Going to see a film on the big screen has become less and less of a pleasure. The modern multi-plex seems to be the antithesis of what the cinema-going experience should be. And lately, it is being widely reported that box office is significantly down on recent years. Call it what you will: a worrying trend, a slight blip or just the media's over anxious need to say something about Hollywood. Nevertheless, where once the cinema was a reverent altar to the visual flicker of story, it’s now become a place where what’s on offer is as disposable and dismissive as a downloaded ring-tone.
Things I would ban from the cinema: Popcorn. Rustle-sweets/packets of any description. Teenage groups that number more than four. Mobile phones, a complete ban, not just those Orange adverts that amusingly tell us to ‘switch them off’.
Is it just me? Am I getting old? Audiences seem far more restless and disinterested at the flicks than ever before, and they end up ruining the film for everyone else. I don’t get it. They’ve paid for their tickets, obtained their kilo of popcorn, so why don’t they sit still, shut up and focus on the film? Don’t get me started on mobile phones. No-one turns them off, they put them on ‘silent’. The problem with this is that they can’t stop themselves from checking for messages or missed calls every few minutes, resulting in their display lighting up and really distracting your attention. Have we really developed into such a solipsistic state of self-importance that we dare not miss a call from our friend Dave who’s in Cinema 2 checking out Wallace & Gromit?
The growth and demand of the DVD market is pushing cinema into the sidelines. At home, everyone seems to have state of the art surround-sound TVs - plasma screens for those who earn a deep crust - and all we have to do is wait three/four months before the latest blockbuster becomes available for rental. But what I love about the DVD experience is the ‘extras’, and in particular, the DVD commentary. I can’t get enough of them and I won’t purchase a DVD unless it has at least one commentary track.
I’m a complete anorak for what the writer/director/cast have to say about the script and the making of the film. One of my favourites is with Lem Dobbs (writer) and Steven Soderbergh (director) as they intelligently bicker about the making of The Limey, and one of my least favourites is Tim Burton’s luvvie-gush on Sleepy Hollow. I was basking in the series four box-set of Six Feet Under the other day (birthday pressie) and, as is my habit, I listened to all of the commentaries first before I prepare to watch the series as a whole.
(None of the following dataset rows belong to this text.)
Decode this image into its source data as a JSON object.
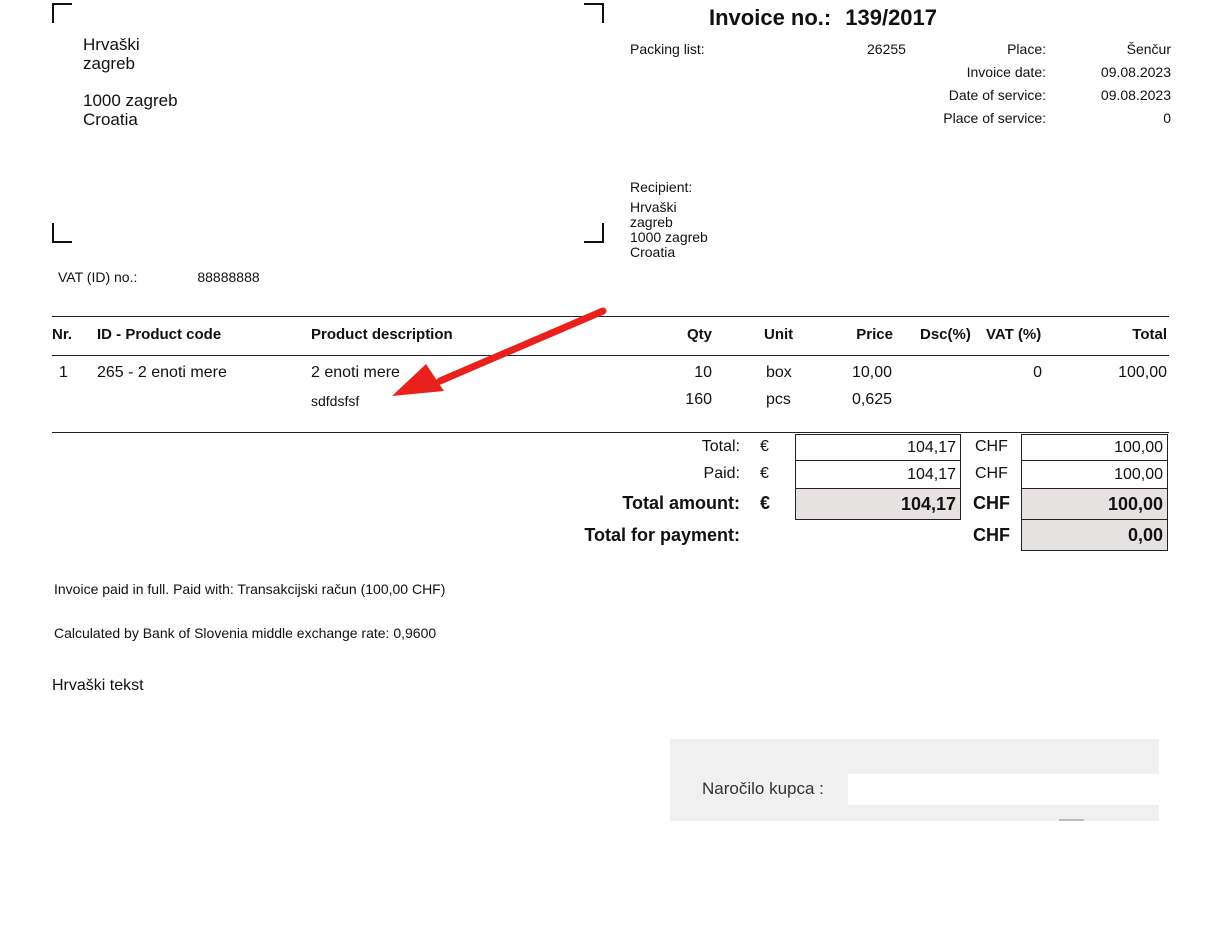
{
  "sender": {
    "line1": "Hrvaški",
    "line2": "zagreb",
    "line3": "1000 zagreb",
    "line4": "Croatia"
  },
  "invoice": {
    "title_label": "Invoice no.:",
    "number": "139/2017",
    "packing_list_label": "Packing list:",
    "packing_list_value": "26255",
    "place_label": "Place:",
    "place_value": "Šenčur",
    "invoice_date_label": "Invoice date:",
    "invoice_date_value": "09.08.2023",
    "date_of_service_label": "Date of service:",
    "date_of_service_value": "09.08.2023",
    "place_of_service_label": "Place of service:",
    "place_of_service_value": "0"
  },
  "recipient": {
    "label": "Recipient:",
    "line1": "Hrvaški",
    "line2": "zagreb",
    "line3": "1000 zagreb",
    "line4": "Croatia"
  },
  "vat": {
    "label": "VAT (ID) no.:",
    "value": "88888888"
  },
  "table": {
    "headers": {
      "nr": "Nr.",
      "code": "ID - Product code",
      "desc": "Product description",
      "qty": "Qty",
      "unit": "Unit",
      "price": "Price",
      "dsc": "Dsc(%)",
      "vat": "VAT (%)",
      "total": "Total"
    },
    "rows": [
      {
        "nr": "1",
        "code": "265 - 2 enoti mere",
        "desc": "2 enoti mere",
        "desc2": "sdfdsfsf",
        "qty": "10",
        "qty2": "160",
        "unit": "box",
        "unit2": "pcs",
        "price": "10,00",
        "price2": "0,625",
        "vat": "0",
        "total": "100,00"
      }
    ]
  },
  "totals": {
    "total_label": "Total:",
    "paid_label": "Paid:",
    "total_amount_label": "Total amount:",
    "total_for_payment_label": "Total for payment:",
    "eur_symbol": "€",
    "chf_label": "CHF",
    "total_eur": "104,17",
    "total_chf": "100,00",
    "paid_eur": "104,17",
    "paid_chf": "100,00",
    "amount_eur": "104,17",
    "amount_chf": "100,00",
    "payment_chf": "0,00"
  },
  "notes": {
    "paid_note": "Invoice paid in full. Paid with: Transakcijski račun (100,00 CHF)",
    "rate_note": "Calculated by Bank of Slovenia middle exchange rate: 0,9600",
    "footer_text": "Hrvaški tekst"
  },
  "order_panel": {
    "label": "Naročilo kupca :",
    "value": ""
  },
  "colors": {
    "arrow": "#e8211c",
    "panel_bg": "#f0f0f0",
    "grey_box": "#e6e2e2"
  }
}
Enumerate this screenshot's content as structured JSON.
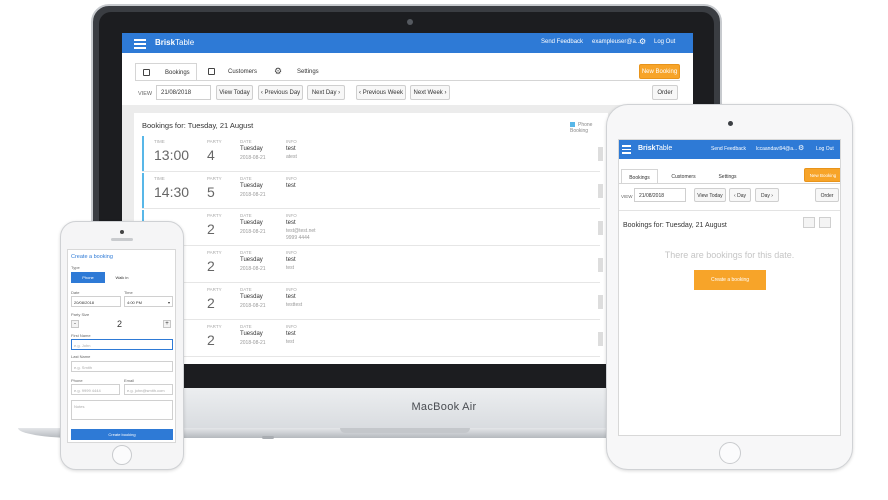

The controversial episode of last season involved David Fisher being taken hostage by a sociopath hitchhiker. Director Alan Poul (the co-show runner along side Alan Ball) provided a commentary on how and why they did the story the way they did it. At one point, he made reference to David’s character and said something like: “It’s about putting something out there into the world, expecting or hoping for a particular reaction, but often it comes back to smack us in the face, quite unfairly and unforgiving.”
I’m paraphrasing here but even though Mr Poul was talking about David’s inner-motivation, it struck me as a perfect representation of what it’s like when you finish a script: you think you’ve done a good job and written it with the best intentions, you hope people are going to like it and you 'put it out there'. But unfortunately the truth is that they’re probably going to grab it and tear it to bits, crushing your ego and sensitivity to pieces.
My appreciation of DVD commentaries grows while my urge to attend the cinema diminshes with each visit. I saw Oliver Twist today and I was confident that it would be a respectful crowd who would want to watch the film. Who was I kidding? Mobile phone displays, chatty teenagers, restless children, toilet breaks, sweet wrappers and that ghastly popcorn smell all resulted in a less than satisfying experience of the film. It seems the cinema is developing a commentary track of unsettled audiences and messy auditoriums, pushing me more and more into my DVD habit. Curmudgeon critic or sign of the times?
(Christopher Moltisanti in The Sopranos when he wanted to be a screenwriter: “I love the movies. That popcorn smell. I get high on that”.)